Please give the records below back in full, exactly as shown.

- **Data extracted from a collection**
↓↓↓
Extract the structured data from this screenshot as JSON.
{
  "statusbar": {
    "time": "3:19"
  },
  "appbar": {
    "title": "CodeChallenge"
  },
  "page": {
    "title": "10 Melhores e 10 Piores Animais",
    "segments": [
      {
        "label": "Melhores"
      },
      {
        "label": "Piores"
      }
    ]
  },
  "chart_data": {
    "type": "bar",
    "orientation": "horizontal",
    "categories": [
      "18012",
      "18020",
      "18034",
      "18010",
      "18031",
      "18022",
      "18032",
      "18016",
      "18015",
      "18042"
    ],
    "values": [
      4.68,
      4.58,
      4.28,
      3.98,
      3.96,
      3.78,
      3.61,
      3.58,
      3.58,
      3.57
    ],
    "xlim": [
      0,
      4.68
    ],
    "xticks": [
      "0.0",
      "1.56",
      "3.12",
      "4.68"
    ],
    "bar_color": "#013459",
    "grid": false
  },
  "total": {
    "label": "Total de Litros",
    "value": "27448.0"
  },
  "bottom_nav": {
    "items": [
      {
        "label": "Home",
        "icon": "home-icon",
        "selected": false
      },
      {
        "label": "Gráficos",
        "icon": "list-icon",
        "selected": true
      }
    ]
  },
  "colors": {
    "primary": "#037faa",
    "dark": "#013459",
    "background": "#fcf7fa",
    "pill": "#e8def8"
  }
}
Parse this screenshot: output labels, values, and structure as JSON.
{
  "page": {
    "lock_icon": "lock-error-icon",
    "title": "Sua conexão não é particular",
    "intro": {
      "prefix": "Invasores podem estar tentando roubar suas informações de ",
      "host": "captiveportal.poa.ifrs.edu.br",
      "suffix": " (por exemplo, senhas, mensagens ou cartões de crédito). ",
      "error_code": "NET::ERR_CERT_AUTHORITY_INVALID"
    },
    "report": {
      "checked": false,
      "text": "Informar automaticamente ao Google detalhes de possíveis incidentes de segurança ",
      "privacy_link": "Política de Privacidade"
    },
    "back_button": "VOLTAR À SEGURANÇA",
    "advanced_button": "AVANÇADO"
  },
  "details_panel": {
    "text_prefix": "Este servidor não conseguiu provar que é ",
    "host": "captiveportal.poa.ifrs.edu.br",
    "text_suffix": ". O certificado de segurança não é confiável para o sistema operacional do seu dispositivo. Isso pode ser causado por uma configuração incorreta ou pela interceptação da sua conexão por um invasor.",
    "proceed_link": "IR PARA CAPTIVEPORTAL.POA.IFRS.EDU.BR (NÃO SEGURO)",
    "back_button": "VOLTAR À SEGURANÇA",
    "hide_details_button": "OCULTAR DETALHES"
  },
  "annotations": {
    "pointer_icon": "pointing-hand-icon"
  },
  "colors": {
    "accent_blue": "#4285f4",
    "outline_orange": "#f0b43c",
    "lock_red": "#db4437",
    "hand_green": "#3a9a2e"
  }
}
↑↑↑
- **Solution to this task**
Extract the structured data from this screenshot as JSON.
{
  "statusbar": {
    "time": "3:19"
  },
  "appbar": {
    "title": "CodeChallenge"
  },
  "page": {
    "title": "10 Melhores e 10 Piores Animais",
    "segments": [
      {
        "label": "Melhores"
      },
      {
        "label": "Piores"
      }
    ]
  },
  "chart_data": {
    "type": "bar",
    "orientation": "horizontal",
    "categories": [
      "18012",
      "18020",
      "18034",
      "18010",
      "18031",
      "18022",
      "18032",
      "18016",
      "18015",
      "18042"
    ],
    "values": [
      4.68,
      4.58,
      4.28,
      3.98,
      3.96,
      3.78,
      3.61,
      3.58,
      3.58,
      3.57
    ],
    "xlim": [
      0,
      4.68
    ],
    "xticks": [
      "0.0",
      "1.56",
      "3.12",
      "4.68"
    ],
    "bar_color": "#013459",
    "grid": false
  },
  "total": {
    "label": "Total de Litros",
    "value": "27448.0"
  },
  "bottom_nav": {
    "items": [
      {
        "label": "Home",
        "icon": "home-icon",
        "selected": false
      },
      {
        "label": "Gráficos",
        "icon": "list-icon",
        "selected": true
      }
    ]
  },
  "colors": {
    "primary": "#037faa",
    "dark": "#013459",
    "background": "#fcf7fa",
    "pill": "#e8def8"
  }
}
Parse this screenshot: output labels, values, and structure as JSON.
{
  "page": {
    "lock_icon": "lock-error-icon",
    "title": "Sua conexão não é particular",
    "intro": {
      "prefix": "Invasores podem estar tentando roubar suas informações de ",
      "host": "captiveportal.poa.ifrs.edu.br",
      "suffix": " (por exemplo, senhas, mensagens ou cartões de crédito). ",
      "error_code": "NET::ERR_CERT_AUTHORITY_INVALID"
    },
    "report": {
      "checked": false,
      "text": "Informar automaticamente ao Google detalhes de possíveis incidentes de segurança ",
      "privacy_link": "Política de Privacidade"
    },
    "back_button": "VOLTAR À SEGURANÇA",
    "advanced_button": "AVANÇADO"
  },
  "details_panel": {
    "text_prefix": "Este servidor não conseguiu provar que é ",
    "host": "captiveportal.poa.ifrs.edu.br",
    "text_suffix": ". O certificado de segurança não é confiável para o sistema operacional do seu dispositivo. Isso pode ser causado por uma configuração incorreta ou pela interceptação da sua conexão por um invasor.",
    "proceed_link": "IR PARA CAPTIVEPORTAL.POA.IFRS.EDU.BR (NÃO SEGURO)",
    "back_button": "VOLTAR À SEGURANÇA",
    "hide_details_button": "OCULTAR DETALHES"
  },
  "annotations": {
    "pointer_icon": "pointing-hand-icon"
  },
  "colors": {
    "accent_blue": "#4285f4",
    "outline_orange": "#f0b43c",
    "lock_red": "#db4437",
    "hand_green": "#3a9a2e"
  }
}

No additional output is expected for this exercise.